DENIZLI, Turkey (EWTN News) — An archaeological team working in southwest Turkey says it has uncovered the tomb of St. Philip the Apostle.
Italian professor Francesco D’Andria, head of the excavation team at the ancient city of Hierapolis in the province of Denizli, told reporters on July 26 that experts had reached the apostle’s tomb.
Archaeologists had been working for years to find the tomb, he said. They reached the monument while working on the ruins of a newly unearthed church in Hierapolis, the Turkish news agency Anadolu reports. The city of Hierapolis, whose name means “sacred city,” is a UNESCO World Heritage Site. It is famous for its historical hot springs and was used as a spa since the second century. It features a mixture of pagan, Roman, Jewish and early Christian influences.
The structure of the tomb and the writings on it prove that it belonged to St. Philip the Apostle, D’Andria said. He characterized the discovery as a major development both for archaeology and the Christian world.
St. Philip was one of the first followers of Jesus, telling others, “Come and see.” During the Last Supper, he asked Jesus to show them God the Father and heard Jesus’ reply: “He who has seen me has seen the Father.”
After the Resurrection, St. Philip preached in Greece, Syria and the Phrygia region now in west-central Anatolia. He is believed to have died a martyr in the city around the year 80 by being crucified upside down or beheaded.
In his 2006 expositions on the lives of the apostles, Pope Benedict XVI lauded the saint’s “characteristics of true witness.”

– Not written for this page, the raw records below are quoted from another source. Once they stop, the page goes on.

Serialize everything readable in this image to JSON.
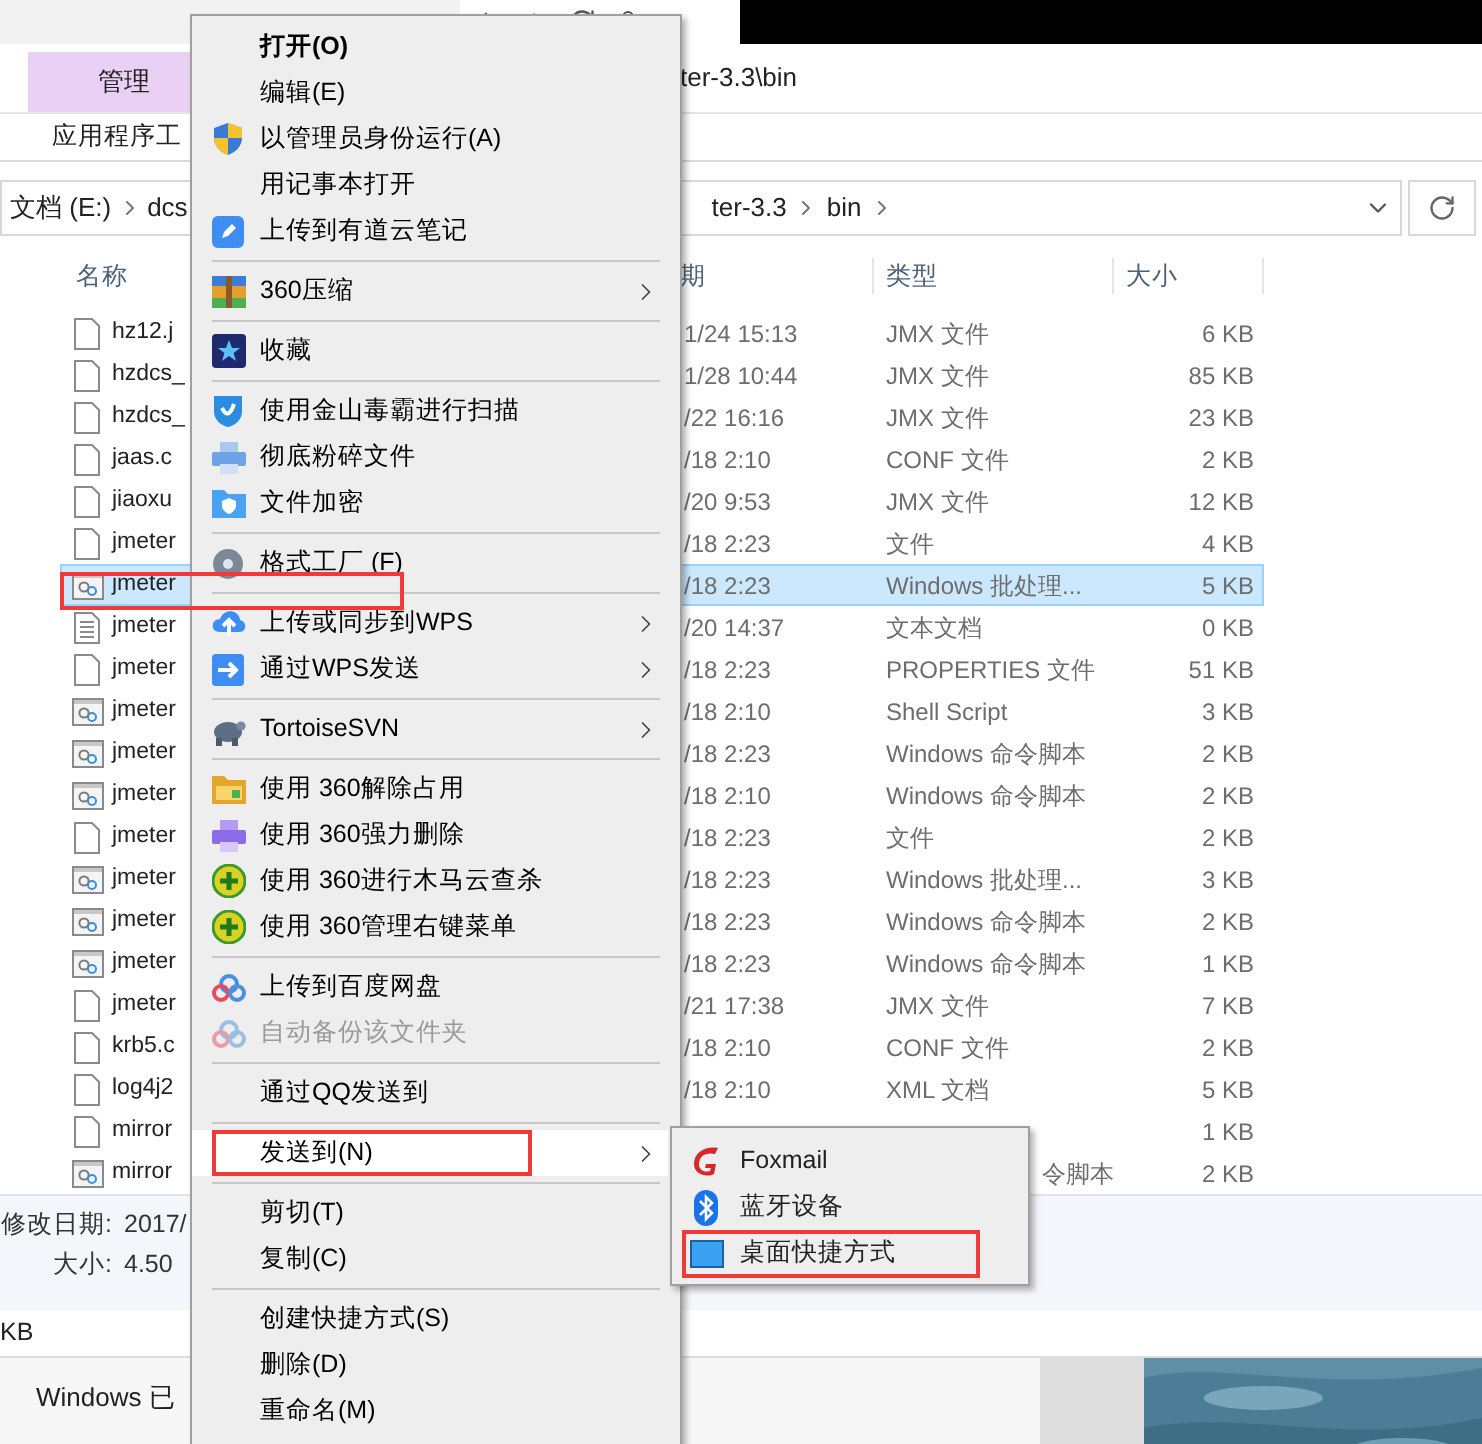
{
  "ribbon": {
    "tabs": [
      {
        "label": "管理",
        "selected": true
      }
    ],
    "tool_label": "应用程序工",
    "title": "ter-3.3\\bin"
  },
  "address": {
    "crumbs": [
      "文档 (E:)",
      "dcs",
      "ter-3.3",
      "bin"
    ]
  },
  "columns": [
    "名称",
    "期",
    "类型",
    "大小"
  ],
  "files": [
    {
      "kind": "file",
      "name": "hz12.j",
      "date": "1/24 15:13",
      "type": "JMX 文件",
      "size": "6 KB",
      "selected": false,
      "annotated": false
    },
    {
      "kind": "file",
      "name": "hzdcs_",
      "date": "1/28 10:44",
      "type": "JMX 文件",
      "size": "85 KB",
      "selected": false,
      "annotated": false
    },
    {
      "kind": "file",
      "name": "hzdcs_",
      "date": "/22 16:16",
      "type": "JMX 文件",
      "size": "23 KB",
      "selected": false,
      "annotated": false
    },
    {
      "kind": "file",
      "name": "jaas.c",
      "date": "/18 2:10",
      "type": "CONF 文件",
      "size": "2 KB",
      "selected": false,
      "annotated": false
    },
    {
      "kind": "file",
      "name": "jiaoxu",
      "date": "/20 9:53",
      "type": "JMX 文件",
      "size": "12 KB",
      "selected": false,
      "annotated": false
    },
    {
      "kind": "file",
      "name": "jmeter",
      "date": "/18 2:23",
      "type": "文件",
      "size": "4 KB",
      "selected": false,
      "annotated": false
    },
    {
      "kind": "script",
      "name": "jmeter",
      "date": "/18 2:23",
      "type": "Windows 批处理...",
      "size": "5 KB",
      "selected": true,
      "annotated": true
    },
    {
      "kind": "text",
      "name": "jmeter",
      "date": "/20 14:37",
      "type": "文本文档",
      "size": "0 KB",
      "selected": false,
      "annotated": false
    },
    {
      "kind": "file",
      "name": "jmeter",
      "date": "/18 2:23",
      "type": "PROPERTIES 文件",
      "size": "51 KB",
      "selected": false,
      "annotated": false
    },
    {
      "kind": "script",
      "name": "jmeter",
      "date": "/18 2:10",
      "type": "Shell Script",
      "size": "3 KB",
      "selected": false,
      "annotated": false
    },
    {
      "kind": "script",
      "name": "jmeter",
      "date": "/18 2:23",
      "type": "Windows 命令脚本",
      "size": "2 KB",
      "selected": false,
      "annotated": false
    },
    {
      "kind": "script",
      "name": "jmeter",
      "date": "/18 2:10",
      "type": "Windows 命令脚本",
      "size": "2 KB",
      "selected": false,
      "annotated": false
    },
    {
      "kind": "file",
      "name": "jmeter",
      "date": "/18 2:23",
      "type": "文件",
      "size": "2 KB",
      "selected": false,
      "annotated": false
    },
    {
      "kind": "script",
      "name": "jmeter",
      "date": "/18 2:23",
      "type": "Windows 批处理...",
      "size": "3 KB",
      "selected": false,
      "annotated": false
    },
    {
      "kind": "script",
      "name": "jmeter",
      "date": "/18 2:23",
      "type": "Windows 命令脚本",
      "size": "2 KB",
      "selected": false,
      "annotated": false
    },
    {
      "kind": "script",
      "name": "jmeter",
      "date": "/18 2:23",
      "type": "Windows 命令脚本",
      "size": "1 KB",
      "selected": false,
      "annotated": false
    },
    {
      "kind": "file",
      "name": "jmeter",
      "date": "/21 17:38",
      "type": "JMX 文件",
      "size": "7 KB",
      "selected": false,
      "annotated": false
    },
    {
      "kind": "file",
      "name": "krb5.c",
      "date": "/18 2:10",
      "type": "CONF 文件",
      "size": "2 KB",
      "selected": false,
      "annotated": false
    },
    {
      "kind": "file",
      "name": "log4j2",
      "date": "/18 2:10",
      "type": "XML 文档",
      "size": "5 KB",
      "selected": false,
      "annotated": false
    },
    {
      "kind": "file",
      "name": "mirror",
      "size": "1 KB",
      "selected": false,
      "annotated": false
    },
    {
      "kind": "script",
      "name": "mirror",
      "type": "令脚本",
      "partial": true,
      "size": "2 KB",
      "selected": false,
      "annotated": false
    }
  ],
  "details": [
    {
      "label": "修改日期:",
      "value": "2017/"
    },
    {
      "label": "大小:",
      "value": "4.50"
    }
  ],
  "status_bar": "KB",
  "desktop": {
    "notice": "Windows 已"
  },
  "context_menu": {
    "items": [
      {
        "kind": "default",
        "label": "打开(O)",
        "disabled": false,
        "submenu": false,
        "selected": false,
        "annotated": false
      },
      {
        "kind": "item",
        "label": "编辑(E)",
        "disabled": false,
        "submenu": false,
        "selected": false,
        "annotated": false
      },
      {
        "kind": "item",
        "label": "以管理员身份运行(A)",
        "disabled": false,
        "submenu": false,
        "selected": false,
        "annotated": false
      },
      {
        "kind": "item",
        "label": "用记事本打开",
        "disabled": false,
        "submenu": false,
        "selected": false,
        "annotated": false
      },
      {
        "kind": "item",
        "label": "上传到有道云笔记",
        "disabled": false,
        "submenu": false,
        "selected": false,
        "annotated": false
      },
      {
        "kind": "separator"
      },
      {
        "kind": "item",
        "label": "360压缩",
        "disabled": false,
        "submenu": true,
        "selected": false,
        "annotated": false
      },
      {
        "kind": "separator"
      },
      {
        "kind": "item",
        "label": "收藏",
        "disabled": false,
        "submenu": false,
        "selected": false,
        "annotated": false
      },
      {
        "kind": "separator"
      },
      {
        "kind": "item",
        "label": "使用金山毒霸进行扫描",
        "disabled": false,
        "submenu": false,
        "selected": false,
        "annotated": false
      },
      {
        "kind": "item",
        "label": "彻底粉碎文件",
        "disabled": false,
        "submenu": false,
        "selected": false,
        "annotated": false
      },
      {
        "kind": "item",
        "label": "文件加密",
        "disabled": false,
        "submenu": false,
        "selected": false,
        "annotated": false
      },
      {
        "kind": "separator"
      },
      {
        "kind": "item",
        "label": "格式工厂 (F)",
        "disabled": false,
        "submenu": false,
        "selected": false,
        "annotated": false
      },
      {
        "kind": "separator"
      },
      {
        "kind": "item",
        "label": "上传或同步到WPS",
        "disabled": false,
        "submenu": true,
        "selected": false,
        "annotated": false
      },
      {
        "kind": "item",
        "label": "通过WPS发送",
        "disabled": false,
        "submenu": true,
        "selected": false,
        "annotated": false
      },
      {
        "kind": "separator"
      },
      {
        "kind": "item",
        "label": "TortoiseSVN",
        "disabled": false,
        "submenu": true,
        "selected": false,
        "annotated": false
      },
      {
        "kind": "separator"
      },
      {
        "kind": "item",
        "label": "使用 360解除占用",
        "disabled": false,
        "submenu": false,
        "selected": false,
        "annotated": false
      },
      {
        "kind": "item",
        "label": "使用 360强力删除",
        "disabled": false,
        "submenu": false,
        "selected": false,
        "annotated": false
      },
      {
        "kind": "item",
        "label": "使用 360进行木马云查杀",
        "disabled": false,
        "submenu": false,
        "selected": false,
        "annotated": false
      },
      {
        "kind": "item",
        "label": "使用 360管理右键菜单",
        "disabled": false,
        "submenu": false,
        "selected": false,
        "annotated": false
      },
      {
        "kind": "separator"
      },
      {
        "kind": "item",
        "label": "上传到百度网盘",
        "disabled": false,
        "submenu": false,
        "selected": false,
        "annotated": false
      },
      {
        "kind": "item",
        "label": "自动备份该文件夹",
        "disabled": true,
        "submenu": false,
        "selected": false,
        "annotated": false
      },
      {
        "kind": "separator"
      },
      {
        "kind": "item",
        "label": "通过QQ发送到",
        "disabled": false,
        "submenu": false,
        "selected": false,
        "annotated": false
      },
      {
        "kind": "separator"
      },
      {
        "kind": "item",
        "label": "发送到(N)",
        "disabled": false,
        "submenu": true,
        "selected": true,
        "annotated": true
      },
      {
        "kind": "separator"
      },
      {
        "kind": "item",
        "label": "剪切(T)",
        "disabled": false,
        "submenu": false,
        "selected": false,
        "annotated": false
      },
      {
        "kind": "item",
        "label": "复制(C)",
        "disabled": false,
        "submenu": false,
        "selected": false,
        "annotated": false
      },
      {
        "kind": "separator"
      },
      {
        "kind": "item",
        "label": "创建快捷方式(S)",
        "disabled": false,
        "submenu": false,
        "selected": false,
        "annotated": false
      },
      {
        "kind": "item",
        "label": "删除(D)",
        "disabled": false,
        "submenu": false,
        "selected": false,
        "annotated": false
      },
      {
        "kind": "item",
        "label": "重命名(M)",
        "disabled": false,
        "submenu": false,
        "selected": false,
        "annotated": false
      }
    ]
  },
  "submenu": {
    "items": [
      {
        "label": "Foxmail",
        "annotated": false
      },
      {
        "label": "蓝牙设备",
        "annotated": false
      },
      {
        "label": "桌面快捷方式",
        "annotated": true
      }
    ]
  }
}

St. Philip’s alleged tomb, which has not yet been opened, is expected to become an important Christian pilgrimage destination.